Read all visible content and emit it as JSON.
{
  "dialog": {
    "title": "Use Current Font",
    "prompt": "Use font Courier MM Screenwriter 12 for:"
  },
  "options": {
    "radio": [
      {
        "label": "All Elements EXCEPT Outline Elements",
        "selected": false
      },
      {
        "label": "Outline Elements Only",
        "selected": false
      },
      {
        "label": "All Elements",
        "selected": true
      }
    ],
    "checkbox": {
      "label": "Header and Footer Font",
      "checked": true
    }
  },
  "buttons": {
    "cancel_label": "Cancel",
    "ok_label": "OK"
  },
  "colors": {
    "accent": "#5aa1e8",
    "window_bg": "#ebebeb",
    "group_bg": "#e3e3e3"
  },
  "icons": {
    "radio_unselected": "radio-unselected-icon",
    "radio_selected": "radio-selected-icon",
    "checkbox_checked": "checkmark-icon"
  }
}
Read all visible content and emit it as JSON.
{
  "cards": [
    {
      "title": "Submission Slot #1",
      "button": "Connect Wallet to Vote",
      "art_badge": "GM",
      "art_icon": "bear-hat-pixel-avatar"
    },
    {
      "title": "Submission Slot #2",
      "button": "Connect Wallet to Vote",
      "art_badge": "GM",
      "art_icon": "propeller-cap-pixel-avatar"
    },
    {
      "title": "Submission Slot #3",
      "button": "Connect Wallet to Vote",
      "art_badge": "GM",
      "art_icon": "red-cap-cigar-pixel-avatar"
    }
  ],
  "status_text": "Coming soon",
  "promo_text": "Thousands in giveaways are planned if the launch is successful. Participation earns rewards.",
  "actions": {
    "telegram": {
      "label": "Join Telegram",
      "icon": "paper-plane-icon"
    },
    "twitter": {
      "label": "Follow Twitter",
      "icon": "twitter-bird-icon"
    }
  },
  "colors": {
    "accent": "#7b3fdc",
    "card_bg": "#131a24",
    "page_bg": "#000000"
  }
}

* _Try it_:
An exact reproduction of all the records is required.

* _Solution to the problem_:
Read all visible content and emit it as JSON.
{
  "dialog": {
    "title": "Use Current Font",
    "prompt": "Use font Courier MM Screenwriter 12 for:"
  },
  "options": {
    "radio": [
      {
        "label": "All Elements EXCEPT Outline Elements",
        "selected": false
      },
      {
        "label": "Outline Elements Only",
        "selected": false
      },
      {
        "label": "All Elements",
        "selected": true
      }
    ],
    "checkbox": {
      "label": "Header and Footer Font",
      "checked": true
    }
  },
  "buttons": {
    "cancel_label": "Cancel",
    "ok_label": "OK"
  },
  "colors": {
    "accent": "#5aa1e8",
    "window_bg": "#ebebeb",
    "group_bg": "#e3e3e3"
  },
  "icons": {
    "radio_unselected": "radio-unselected-icon",
    "radio_selected": "radio-selected-icon",
    "checkbox_checked": "checkmark-icon"
  }
}
Read all visible content and emit it as JSON.
{
  "cards": [
    {
      "title": "Submission Slot #1",
      "button": "Connect Wallet to Vote",
      "art_badge": "GM",
      "art_icon": "bear-hat-pixel-avatar"
    },
    {
      "title": "Submission Slot #2",
      "button": "Connect Wallet to Vote",
      "art_badge": "GM",
      "art_icon": "propeller-cap-pixel-avatar"
    },
    {
      "title": "Submission Slot #3",
      "button": "Connect Wallet to Vote",
      "art_badge": "GM",
      "art_icon": "red-cap-cigar-pixel-avatar"
    }
  ],
  "status_text": "Coming soon",
  "promo_text": "Thousands in giveaways are planned if the launch is successful. Participation earns rewards.",
  "actions": {
    "telegram": {
      "label": "Join Telegram",
      "icon": "paper-plane-icon"
    },
    "twitter": {
      "label": "Follow Twitter",
      "icon": "twitter-bird-icon"
    }
  },
  "colors": {
    "accent": "#7b3fdc",
    "card_bg": "#131a24",
    "page_bg": "#000000"
  }
}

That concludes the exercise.